**Material to process:**
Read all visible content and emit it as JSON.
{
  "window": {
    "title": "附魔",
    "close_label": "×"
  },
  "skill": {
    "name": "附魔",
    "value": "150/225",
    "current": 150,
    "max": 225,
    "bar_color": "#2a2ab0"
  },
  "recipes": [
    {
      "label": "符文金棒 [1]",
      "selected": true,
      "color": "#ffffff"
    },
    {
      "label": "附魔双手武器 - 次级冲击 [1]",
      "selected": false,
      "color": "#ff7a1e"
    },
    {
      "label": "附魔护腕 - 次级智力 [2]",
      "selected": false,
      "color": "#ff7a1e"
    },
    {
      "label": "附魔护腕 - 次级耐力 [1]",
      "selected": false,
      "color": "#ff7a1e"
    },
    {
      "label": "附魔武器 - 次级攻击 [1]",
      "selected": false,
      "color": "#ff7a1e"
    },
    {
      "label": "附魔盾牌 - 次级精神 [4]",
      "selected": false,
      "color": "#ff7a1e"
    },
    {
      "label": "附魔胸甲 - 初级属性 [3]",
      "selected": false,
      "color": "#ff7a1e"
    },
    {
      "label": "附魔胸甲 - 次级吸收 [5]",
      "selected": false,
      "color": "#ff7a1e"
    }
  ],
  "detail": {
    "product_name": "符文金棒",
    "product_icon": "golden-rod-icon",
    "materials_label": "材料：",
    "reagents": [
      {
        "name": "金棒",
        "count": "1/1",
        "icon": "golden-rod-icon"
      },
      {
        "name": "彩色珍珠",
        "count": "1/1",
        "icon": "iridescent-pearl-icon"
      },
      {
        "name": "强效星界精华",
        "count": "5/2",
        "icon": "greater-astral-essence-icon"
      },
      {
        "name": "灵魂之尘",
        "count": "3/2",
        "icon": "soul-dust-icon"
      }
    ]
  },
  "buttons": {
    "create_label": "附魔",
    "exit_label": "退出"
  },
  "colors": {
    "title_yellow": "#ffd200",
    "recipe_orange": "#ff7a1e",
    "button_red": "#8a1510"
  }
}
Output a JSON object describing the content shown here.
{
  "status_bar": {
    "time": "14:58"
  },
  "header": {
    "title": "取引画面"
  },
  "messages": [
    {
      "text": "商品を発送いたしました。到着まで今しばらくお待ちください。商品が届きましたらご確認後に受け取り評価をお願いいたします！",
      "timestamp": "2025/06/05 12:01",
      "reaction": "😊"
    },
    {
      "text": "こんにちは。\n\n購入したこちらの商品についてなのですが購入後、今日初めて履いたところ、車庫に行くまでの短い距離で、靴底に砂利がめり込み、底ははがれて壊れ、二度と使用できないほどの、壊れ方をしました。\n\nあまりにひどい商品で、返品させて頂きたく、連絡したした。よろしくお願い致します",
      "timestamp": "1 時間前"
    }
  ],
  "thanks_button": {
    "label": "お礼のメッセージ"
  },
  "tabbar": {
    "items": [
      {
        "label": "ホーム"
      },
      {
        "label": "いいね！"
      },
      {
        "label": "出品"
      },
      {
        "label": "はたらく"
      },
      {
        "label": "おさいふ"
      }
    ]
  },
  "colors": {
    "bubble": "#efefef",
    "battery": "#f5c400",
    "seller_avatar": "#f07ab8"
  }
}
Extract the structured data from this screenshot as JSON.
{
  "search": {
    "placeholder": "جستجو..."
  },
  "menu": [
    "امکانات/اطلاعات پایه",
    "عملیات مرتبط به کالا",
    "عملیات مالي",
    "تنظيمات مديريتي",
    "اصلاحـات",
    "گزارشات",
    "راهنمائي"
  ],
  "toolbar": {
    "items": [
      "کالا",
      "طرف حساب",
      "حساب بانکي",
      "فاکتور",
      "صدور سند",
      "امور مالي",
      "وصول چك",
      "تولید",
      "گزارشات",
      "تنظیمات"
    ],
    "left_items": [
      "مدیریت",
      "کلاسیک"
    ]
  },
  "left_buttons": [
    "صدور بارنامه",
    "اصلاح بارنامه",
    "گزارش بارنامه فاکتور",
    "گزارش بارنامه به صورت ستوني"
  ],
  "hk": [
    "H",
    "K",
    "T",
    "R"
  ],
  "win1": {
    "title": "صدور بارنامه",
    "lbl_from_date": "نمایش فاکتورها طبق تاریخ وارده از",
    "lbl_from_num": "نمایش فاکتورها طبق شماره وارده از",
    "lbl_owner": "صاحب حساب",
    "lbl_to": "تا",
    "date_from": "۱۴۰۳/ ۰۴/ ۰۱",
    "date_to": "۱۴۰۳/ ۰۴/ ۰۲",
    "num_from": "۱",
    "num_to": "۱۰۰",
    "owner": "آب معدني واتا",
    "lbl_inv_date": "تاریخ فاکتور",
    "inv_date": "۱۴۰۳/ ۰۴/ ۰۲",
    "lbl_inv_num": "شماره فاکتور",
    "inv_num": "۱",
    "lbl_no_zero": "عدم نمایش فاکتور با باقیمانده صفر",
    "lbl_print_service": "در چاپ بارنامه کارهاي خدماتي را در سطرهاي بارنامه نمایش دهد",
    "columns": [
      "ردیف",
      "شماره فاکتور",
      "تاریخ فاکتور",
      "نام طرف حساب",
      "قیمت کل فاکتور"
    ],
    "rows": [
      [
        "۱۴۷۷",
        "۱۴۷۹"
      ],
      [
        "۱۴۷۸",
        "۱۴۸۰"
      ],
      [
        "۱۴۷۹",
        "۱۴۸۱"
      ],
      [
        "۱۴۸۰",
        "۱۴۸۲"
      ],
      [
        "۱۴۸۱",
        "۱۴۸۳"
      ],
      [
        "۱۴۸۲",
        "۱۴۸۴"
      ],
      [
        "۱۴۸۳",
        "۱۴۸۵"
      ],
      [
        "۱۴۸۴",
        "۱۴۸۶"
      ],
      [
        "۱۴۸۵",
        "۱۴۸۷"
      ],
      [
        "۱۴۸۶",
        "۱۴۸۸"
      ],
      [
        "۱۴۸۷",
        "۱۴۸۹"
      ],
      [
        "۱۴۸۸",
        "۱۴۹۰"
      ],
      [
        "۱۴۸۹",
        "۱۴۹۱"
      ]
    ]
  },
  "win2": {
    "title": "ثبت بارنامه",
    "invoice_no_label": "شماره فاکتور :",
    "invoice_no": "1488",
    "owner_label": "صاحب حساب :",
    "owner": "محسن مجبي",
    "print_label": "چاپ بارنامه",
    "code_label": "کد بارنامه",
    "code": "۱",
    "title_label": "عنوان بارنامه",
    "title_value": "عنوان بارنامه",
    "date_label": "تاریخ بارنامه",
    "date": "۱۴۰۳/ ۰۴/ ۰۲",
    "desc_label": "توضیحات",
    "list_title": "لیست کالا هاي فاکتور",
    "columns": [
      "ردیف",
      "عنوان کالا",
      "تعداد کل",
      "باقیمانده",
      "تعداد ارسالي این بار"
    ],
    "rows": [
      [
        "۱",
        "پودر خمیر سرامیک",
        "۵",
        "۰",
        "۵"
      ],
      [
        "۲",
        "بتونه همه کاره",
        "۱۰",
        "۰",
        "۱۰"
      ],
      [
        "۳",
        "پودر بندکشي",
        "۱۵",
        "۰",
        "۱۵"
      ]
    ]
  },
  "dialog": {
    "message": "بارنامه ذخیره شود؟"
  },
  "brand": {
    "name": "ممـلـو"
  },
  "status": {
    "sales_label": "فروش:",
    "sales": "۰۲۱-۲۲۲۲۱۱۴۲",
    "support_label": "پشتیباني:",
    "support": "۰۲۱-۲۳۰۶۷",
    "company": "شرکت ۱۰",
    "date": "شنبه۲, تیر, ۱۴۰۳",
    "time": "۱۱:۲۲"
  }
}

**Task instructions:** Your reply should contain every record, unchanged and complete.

**Output of the task:**
Read all visible content and emit it as JSON.
{
  "window": {
    "title": "附魔",
    "close_label": "×"
  },
  "skill": {
    "name": "附魔",
    "value": "150/225",
    "current": 150,
    "max": 225,
    "bar_color": "#2a2ab0"
  },
  "recipes": [
    {
      "label": "符文金棒 [1]",
      "selected": true,
      "color": "#ffffff"
    },
    {
      "label": "附魔双手武器 - 次级冲击 [1]",
      "selected": false,
      "color": "#ff7a1e"
    },
    {
      "label": "附魔护腕 - 次级智力 [2]",
      "selected": false,
      "color": "#ff7a1e"
    },
    {
      "label": "附魔护腕 - 次级耐力 [1]",
      "selected": false,
      "color": "#ff7a1e"
    },
    {
      "label": "附魔武器 - 次级攻击 [1]",
      "selected": false,
      "color": "#ff7a1e"
    },
    {
      "label": "附魔盾牌 - 次级精神 [4]",
      "selected": false,
      "color": "#ff7a1e"
    },
    {
      "label": "附魔胸甲 - 初级属性 [3]",
      "selected": false,
      "color": "#ff7a1e"
    },
    {
      "label": "附魔胸甲 - 次级吸收 [5]",
      "selected": false,
      "color": "#ff7a1e"
    }
  ],
  "detail": {
    "product_name": "符文金棒",
    "product_icon": "golden-rod-icon",
    "materials_label": "材料：",
    "reagents": [
      {
        "name": "金棒",
        "count": "1/1",
        "icon": "golden-rod-icon"
      },
      {
        "name": "彩色珍珠",
        "count": "1/1",
        "icon": "iridescent-pearl-icon"
      },
      {
        "name": "强效星界精华",
        "count": "5/2",
        "icon": "greater-astral-essence-icon"
      },
      {
        "name": "灵魂之尘",
        "count": "3/2",
        "icon": "soul-dust-icon"
      }
    ]
  },
  "buttons": {
    "create_label": "附魔",
    "exit_label": "退出"
  },
  "colors": {
    "title_yellow": "#ffd200",
    "recipe_orange": "#ff7a1e",
    "button_red": "#8a1510"
  }
}
Output a JSON object describing the content shown here.
{
  "status_bar": {
    "time": "14:58"
  },
  "header": {
    "title": "取引画面"
  },
  "messages": [
    {
      "text": "商品を発送いたしました。到着まで今しばらくお待ちください。商品が届きましたらご確認後に受け取り評価をお願いいたします！",
      "timestamp": "2025/06/05 12:01",
      "reaction": "😊"
    },
    {
      "text": "こんにちは。\n\n購入したこちらの商品についてなのですが購入後、今日初めて履いたところ、車庫に行くまでの短い距離で、靴底に砂利がめり込み、底ははがれて壊れ、二度と使用できないほどの、壊れ方をしました。\n\nあまりにひどい商品で、返品させて頂きたく、連絡したした。よろしくお願い致します",
      "timestamp": "1 時間前"
    }
  ],
  "thanks_button": {
    "label": "お礼のメッセージ"
  },
  "tabbar": {
    "items": [
      {
        "label": "ホーム"
      },
      {
        "label": "いいね！"
      },
      {
        "label": "出品"
      },
      {
        "label": "はたらく"
      },
      {
        "label": "おさいふ"
      }
    ]
  },
  "colors": {
    "bubble": "#efefef",
    "battery": "#f5c400",
    "seller_avatar": "#f07ab8"
  }
}
Extract the structured data from this screenshot as JSON.
{
  "search": {
    "placeholder": "جستجو..."
  },
  "menu": [
    "امکانات/اطلاعات پایه",
    "عملیات مرتبط به کالا",
    "عملیات مالي",
    "تنظيمات مديريتي",
    "اصلاحـات",
    "گزارشات",
    "راهنمائي"
  ],
  "toolbar": {
    "items": [
      "کالا",
      "طرف حساب",
      "حساب بانکي",
      "فاکتور",
      "صدور سند",
      "امور مالي",
      "وصول چك",
      "تولید",
      "گزارشات",
      "تنظیمات"
    ],
    "left_items": [
      "مدیریت",
      "کلاسیک"
    ]
  },
  "left_buttons": [
    "صدور بارنامه",
    "اصلاح بارنامه",
    "گزارش بارنامه فاکتور",
    "گزارش بارنامه به صورت ستوني"
  ],
  "hk": [
    "H",
    "K",
    "T",
    "R"
  ],
  "win1": {
    "title": "صدور بارنامه",
    "lbl_from_date": "نمایش فاکتورها طبق تاریخ وارده از",
    "lbl_from_num": "نمایش فاکتورها طبق شماره وارده از",
    "lbl_owner": "صاحب حساب",
    "lbl_to": "تا",
    "date_from": "۱۴۰۳/ ۰۴/ ۰۱",
    "date_to": "۱۴۰۳/ ۰۴/ ۰۲",
    "num_from": "۱",
    "num_to": "۱۰۰",
    "owner": "آب معدني واتا",
    "lbl_inv_date": "تاریخ فاکتور",
    "inv_date": "۱۴۰۳/ ۰۴/ ۰۲",
    "lbl_inv_num": "شماره فاکتور",
    "inv_num": "۱",
    "lbl_no_zero": "عدم نمایش فاکتور با باقیمانده صفر",
    "lbl_print_service": "در چاپ بارنامه کارهاي خدماتي را در سطرهاي بارنامه نمایش دهد",
    "columns": [
      "ردیف",
      "شماره فاکتور",
      "تاریخ فاکتور",
      "نام طرف حساب",
      "قیمت کل فاکتور"
    ],
    "rows": [
      [
        "۱۴۷۷",
        "۱۴۷۹"
      ],
      [
        "۱۴۷۸",
        "۱۴۸۰"
      ],
      [
        "۱۴۷۹",
        "۱۴۸۱"
      ],
      [
        "۱۴۸۰",
        "۱۴۸۲"
      ],
      [
        "۱۴۸۱",
        "۱۴۸۳"
      ],
      [
        "۱۴۸۲",
        "۱۴۸۴"
      ],
      [
        "۱۴۸۳",
        "۱۴۸۵"
      ],
      [
        "۱۴۸۴",
        "۱۴۸۶"
      ],
      [
        "۱۴۸۵",
        "۱۴۸۷"
      ],
      [
        "۱۴۸۶",
        "۱۴۸۸"
      ],
      [
        "۱۴۸۷",
        "۱۴۸۹"
      ],
      [
        "۱۴۸۸",
        "۱۴۹۰"
      ],
      [
        "۱۴۸۹",
        "۱۴۹۱"
      ]
    ]
  },
  "win2": {
    "title": "ثبت بارنامه",
    "invoice_no_label": "شماره فاکتور :",
    "invoice_no": "1488",
    "owner_label": "صاحب حساب :",
    "owner": "محسن مجبي",
    "print_label": "چاپ بارنامه",
    "code_label": "کد بارنامه",
    "code": "۱",
    "title_label": "عنوان بارنامه",
    "title_value": "عنوان بارنامه",
    "date_label": "تاریخ بارنامه",
    "date": "۱۴۰۳/ ۰۴/ ۰۲",
    "desc_label": "توضیحات",
    "list_title": "لیست کالا هاي فاکتور",
    "columns": [
      "ردیف",
      "عنوان کالا",
      "تعداد کل",
      "باقیمانده",
      "تعداد ارسالي این بار"
    ],
    "rows": [
      [
        "۱",
        "پودر خمیر سرامیک",
        "۵",
        "۰",
        "۵"
      ],
      [
        "۲",
        "بتونه همه کاره",
        "۱۰",
        "۰",
        "۱۰"
      ],
      [
        "۳",
        "پودر بندکشي",
        "۱۵",
        "۰",
        "۱۵"
      ]
    ]
  },
  "dialog": {
    "message": "بارنامه ذخیره شود؟"
  },
  "brand": {
    "name": "ممـلـو"
  },
  "status": {
    "sales_label": "فروش:",
    "sales": "۰۲۱-۲۲۲۲۱۱۴۲",
    "support_label": "پشتیباني:",
    "support": "۰۲۱-۲۳۰۶۷",
    "company": "شرکت ۱۰",
    "date": "شنبه۲, تیر, ۱۴۰۳",
    "time": "۱۱:۲۲"
  }
}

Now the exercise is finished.